An Auckland tourism leader hopes the city's second week of "freedom" will be better than the first, but is worried that the reopening of domestic borders will further damage the hard-hit industry.
Gavin Oliver runs EcoZip Adventures on Waiheke Island and said that after close to four months with no operating income, it was exciting to finally be able to reopen to visitors.
However, numbers were low.
Oliver, who is chair of the Auckland Tourism Regional Forum and deputy chair of Waiheke Island Tourism Incorporated, said speaking with colleagues around the city, the theme seemed to be fairly consistent.
Overall, forward bookings remain as bad as 90 per cent down on the same period last year.
"It's not pretty out there and the stories I'm hearing are alarming," he said.
Consumer confidence was important for tourism and he said it appeared brittle in Auckland, whose tourism industry has been hit harder than anywhere else in the country.
Level 3 and 4 lockdowns were imposed in Auckland for 107 days, and shorter periods over the whole country and then parts of Waikato and Northland, since the August MIQ failure let Delta into the community.
Latest electronic card data shows how badly Auckland was hit in October.
Spending of $72 million was down 60 per cent on last year and down 59 per cent on 2019. The total for New Zealand in October was $779m, down just 6 per cent on last year and 22 per cent on 2019. The Ministry of Business, Innovation and Employment figures show five South Island regions - some of which have been targeted for special help by Tourism Minister Stuart Nash - had spending increases in October compared to last year.
Auckland tourism firms have gained from wage subsidy and business resurgence payments for the latest lockdown, and there has also been taxpayer help for those affected by the big-spending Auckland market being confined to the city.
Oliver said one of the biggest problems for tourism was the need to book in advance, and if Covid setting changes were brought in at short notice, it was hard for many people to plan.
That meant the first part of December was a complete fizzer.
Unlike international visitors, domestic tourists would also cancel activities if the weather was no good, so operators were hoping for sunny skies in the lead-up to Christmas.
"The hope is that Aucklanders will start to exercise their new-found freedoms as we get closer to Christmas and we, mutually, start to get into the holiday mood."
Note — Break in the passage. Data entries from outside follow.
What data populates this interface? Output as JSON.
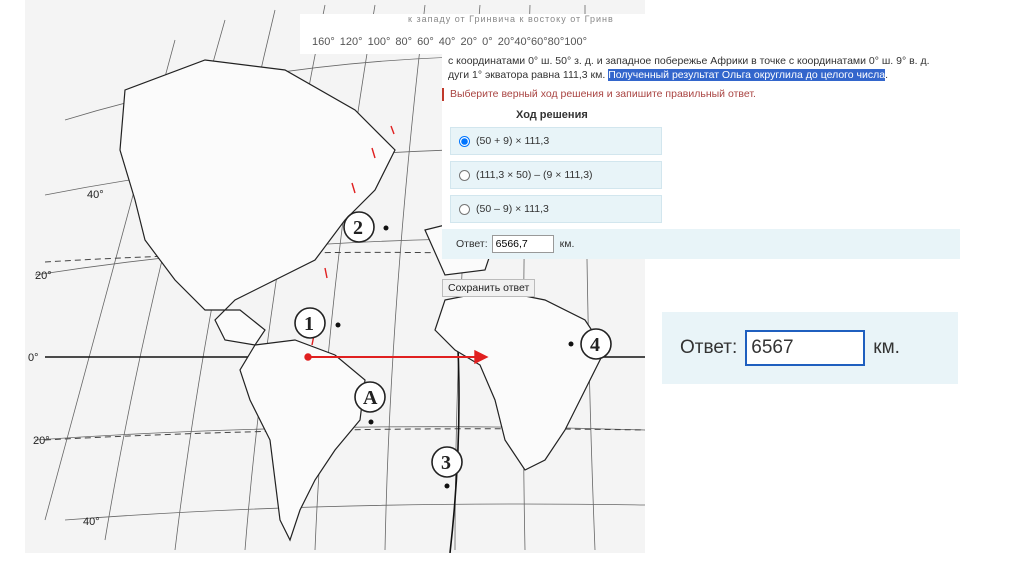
{
  "map": {
    "top_caption": "к западу от Гринвича  к востоку от Гринв",
    "longitude_scale": "160° 120° 100° 80° 60° 40° 20° 0° 20°40°60°80°100°",
    "lat_labels": [
      "40°",
      "20°",
      "0°",
      "20°",
      "40°"
    ],
    "points": [
      "1",
      "2",
      "3",
      "4",
      "А"
    ]
  },
  "question": {
    "line1": "с координатами 0° ш. 50° з. д. и западное побережье Африки в точке с координатами 0° ш. 9° в. д.",
    "line2_plain": "дуги 1° экватора равна 111,3 км. ",
    "line2_highlight": "Полученный результат Ольга округлила до целого числа",
    "line2_end": ".",
    "instruction": "Выберите верный ход решения и запишите правильный ответ.",
    "solution_title": "Ход решения"
  },
  "options": [
    {
      "label": "(50 + 9) × 111,3",
      "checked": true
    },
    {
      "label": "(111,3 × 50) – (9 × 111,3)",
      "checked": false
    },
    {
      "label": "(50 – 9) × 111,3",
      "checked": false
    }
  ],
  "answer": {
    "label": "Ответ:",
    "value": "6566,7",
    "unit": "км."
  },
  "save_button": "Сохранить ответ",
  "zoom": {
    "label": "Ответ:",
    "value": "6567",
    "unit": "км."
  },
  "colors": {
    "accent": "#1f5fbf",
    "arrow": "#e02020",
    "option_bg": "#e8f4f8",
    "highlight": "#3366cc"
  }
}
There is currently little midweek demand, though weekend bookings were starting to pick up.
But the opening of Auckland's borders next week could result in an exodus from the city.
This wouldn't be counterbalanced by domestic arrivals, who previously made up about 20 per cent of his firm's summer business.
Auckland, as the centre of the Government's questionable strategy of locating MIQ in the CBD, had image problems that had hit a tourism industry that was worth $5.2 billion a year before the pandemic.
"Stories of a reluctance to travel to Auckland abound; this includes the cancellation of corporate groups unwilling to bring their non-Auckland based staff into the region," he said.
"Consequently, it appears likely that the traditional seasonal exodus of Aucklanders won't, to any measurable degree, be counterbalanced by an influx of visitors to the Auckland region."
However, he said It was great to be open again and operators were looking forward to summer.
Explore Group runs cruises in Auckland (and Northland) and its managing director William Goodfellow said Christmas party bookings in the city had been reasonable but the pure tourism operations were slow.
"The more experiential side of the business, whale and dolphin [watching] and sailing have been particularly slow."
However, the company was fielding inquiries for its multi-day Hauraki Gulf tours after Christmas and was hoping for a long summer.
Goodfellow said Auckland could suffer an image problem. "Some people will move on very quickly but there's bound to be some wider hesitation."
Auckland was the main gateway city for international tourists, who under current government plans won't be able to visit without going through MIQ until next May at the earliest - and even then they will have to spend seven days in self-isolation.
Oliver said this was impractical and the removal of government support would further damage the industry.
"It is clear that businesses reliant on the visitor economy are again going to find things getting a lot worse before they get better."
A government scheme to support Auckland attractions would be some help, he said.
The $25m Reactivating Tāmaki Makaurau Auckland Support Package includes $12m for a voucher and discount programme to encourage families and individuals to visit commercial attractions and council-owned facilities. Attraction and activity operators have to opt in.
About 130 businesses have already shown interest in the scheme. Pam Ford, director of investment and industry at Auckland Unlimited, which is involved in the programme, said the support would go some way to boost the economy and social wellbeing.
"We acknowledge the hardship that our entire destination industry has experienced over the past two years, and particularly during the most recent extended lockdown. All Aucklanders have also had a challenging time with 107 days in lockdown."
She said Tāmaki Makaurau Auckland was recently named the number one city to visit in Lonely Planet's Best in Travel 2022, an accolade that sent a strong message that Auckland remains an attractive and safe destination to explore.
"Aucklanders are leading the way in getting vaccinated and that goes some way in promoting our region as one that takes the health and safety of its residents seriously."